_RECORDS FOR THE EXERCISE_
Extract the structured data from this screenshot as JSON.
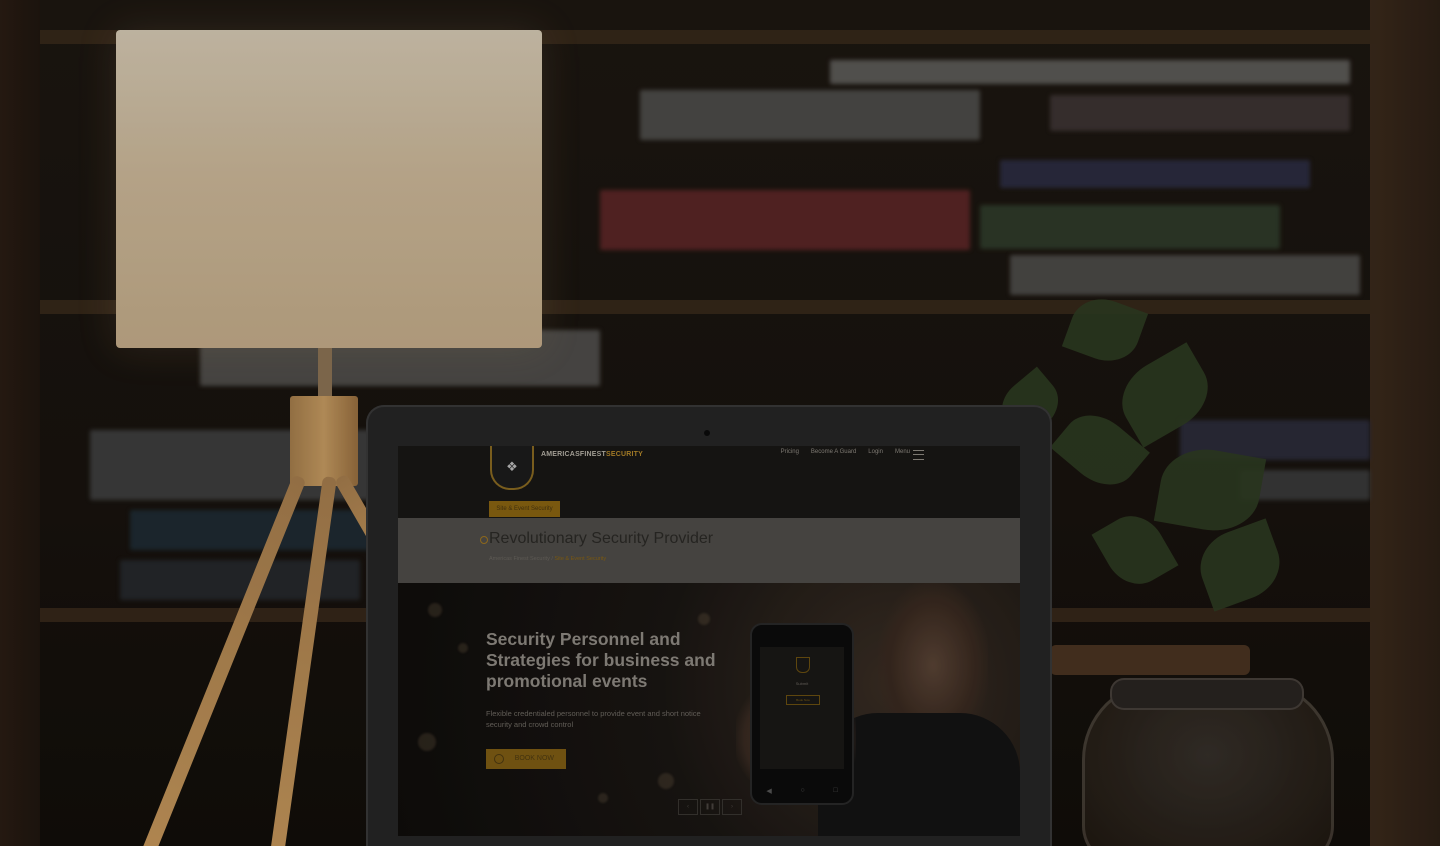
{
  "site": {
    "brand_part1": "AMERICASFINEST",
    "brand_part2": "SECURITY",
    "nav": [
      "Pricing",
      "Become A Guard",
      "Login",
      "Menu"
    ],
    "tag_button": "Site & Event Security",
    "page_title": "Revolutionary Security Provider",
    "breadcrumb_prefix": "Americas Finest Security /",
    "breadcrumb_current": "Site & Event Security",
    "hero_heading": "Security Personnel and Strategies for business and promotional events",
    "hero_text": "Flexible credentialed personnel to provide event and short notice security and crowd control",
    "book_button": "BOOK NOW",
    "phone_label": "Submit",
    "phone_button": "Book Now"
  },
  "colors": {
    "accent": "#b78a2b",
    "button_gold": "#8a6512",
    "title_band": "#4f4d49"
  },
  "icons": [
    "menu-icon",
    "logo-shield-icon",
    "book-icon",
    "phone-back-icon",
    "phone-home-icon",
    "phone-recents-icon"
  ]
}
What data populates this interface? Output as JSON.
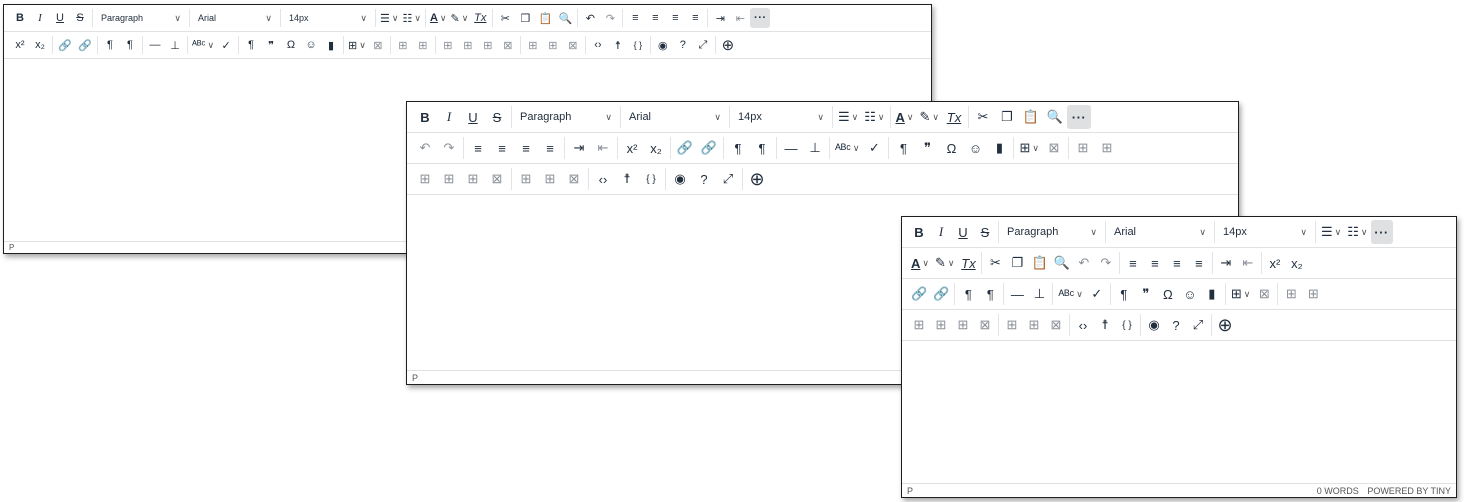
{
  "colors": {
    "icon": "#222f3e",
    "border": "#1f1f1f",
    "divider": "#dfe1e5",
    "more_bg": "#dee0e2"
  },
  "format": {
    "block": "Paragraph",
    "font": "Arial",
    "size": "14px"
  },
  "glyphs": {
    "bold": "B",
    "italic": "I",
    "underline": "U",
    "strike": "S",
    "superscript": "x²",
    "subscript": "x₂",
    "bullets": "☰",
    "numbered": "☷",
    "undo": "↶",
    "redo": "↷",
    "link": "🔗",
    "ltr": "¶",
    "rtl": "¶",
    "hr": "—",
    "checkmark": "✓",
    "pilcrow": "¶",
    "quote": "❞",
    "omega": "Ω",
    "smiley": "☺",
    "bookmark": "▮",
    "code": "‹›",
    "accessibility": "☨",
    "variable": "{ }",
    "preview": "◉",
    "help": "?",
    "fullscreen": "⤢",
    "add": "⊕",
    "more": "···",
    "clear": "Tx",
    "text_color": "A",
    "highlight": "✎",
    "cut": "✂",
    "copy": "❐",
    "paste": "📋",
    "find": "🔍",
    "align_left": "≡",
    "align_center": "≡",
    "align_right": "≡",
    "justify": "≡",
    "indent": "⇥",
    "outdent": "⇤",
    "spell": "ᴬᴮᶜ",
    "table": "⊞",
    "table_cell": "⊞",
    "table_delete": "⊠",
    "caret": "∨"
  },
  "editors": [
    {
      "status_path": "P"
    },
    {
      "status_path": "P"
    },
    {
      "status_path": "P",
      "word_count": "0 WORDS",
      "powered_by": "POWERED BY TINY"
    }
  ]
}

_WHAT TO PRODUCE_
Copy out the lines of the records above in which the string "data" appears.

_RESPONSE_
Extract the structured data from this screenshot as JSON.
What data populates this interface? Output as JSON.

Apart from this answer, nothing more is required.